As I review charity websites 3 common questions often emerge that, if addressed up front, can help educate the general public and respond to your inquisitive donor and stakeholder. Where is the organization headed? How are resources being used to get there? What leadership team is in place? In response to these questions I have shared some tips to improve web content...
We often say, people are the greatest asset to a charity. Finding great talent requires directing considerable time and energy into budget planning, job postings, interviews and negotiations. And while the employment landscape is constantly changing we have to adapt with it.
There is an abundance of advice about strategy and the how-to's of fundraising, however little time is spent on developing personal qualities, like empathy, patience, integrity, ability to motivate and good listening. These are qualities that can be improved over time and are essential to being an excellent fundraiser.
In 2014 Burger King and 3G International acquired Tim Hortons to form the third-largest restaurant brand in the world. Promises of operating as an independent entity franchisees expected it was, on the most part business as usual. Corporate social responsibility (CSR) has always been part of the Tim Hortons DNA long before CSR was ever a thing in the nonprofit or private sector. Charitable contributions could now be in jeopardy....
I wish I could say every charity operates beyond reproach, however there are recent cases where governance volunteers and executive management have failed to be vigilant executing their fiduciary roles and responsibilities. These situations highlight that goodwill is not sufficient and nonprofit leaders need to arm themselves with the knowledge, skills and aptitude when assuming their respective roles.
The principle of equal opportunity or non-discrimination emphasizes that all people, including children, have access to quality education, health care, recreation, sport and resource distribution (e.g. food, shelter, clothing), and other areas irrespective of a person's age, race, sex, religion, ethnic origin, or any other individual or group characteristic. If we believe the principle is the correct one to live by in Canada we ought to be making greater strides to eliminate child poverty.
Sometimes people attempt to meet the needs of family members, employers, children, friends, or society in general before meeting their own needs, and working to please and care for others often interferes with one's self-care routine and can take a toll on a person's well-being.
It takes many people to move a cause forward because every individual performance rests on the combined support of every employee, volunteer and donor. Charities need choirs not rockstars.

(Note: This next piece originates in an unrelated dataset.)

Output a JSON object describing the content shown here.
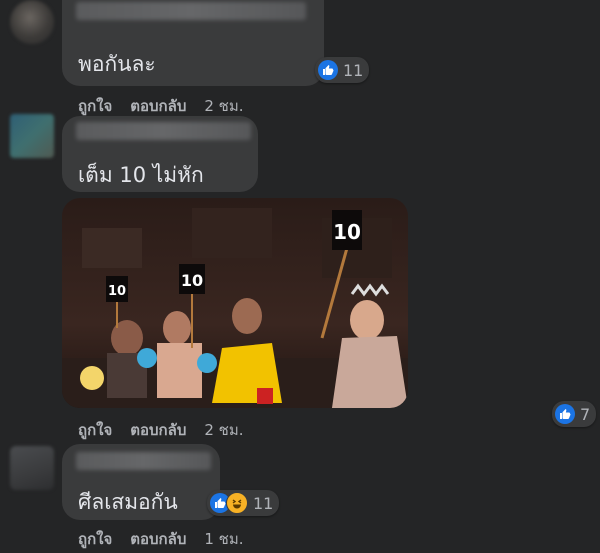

I may be an outlier on the debate that charity success should NOT be measured by a percentage of administrative overhead or specifically using the traditional 10% marker. So, let me share some of my thoughts why...
Below are some things we can all do at home and work to shine a light on the volunteers in our lives.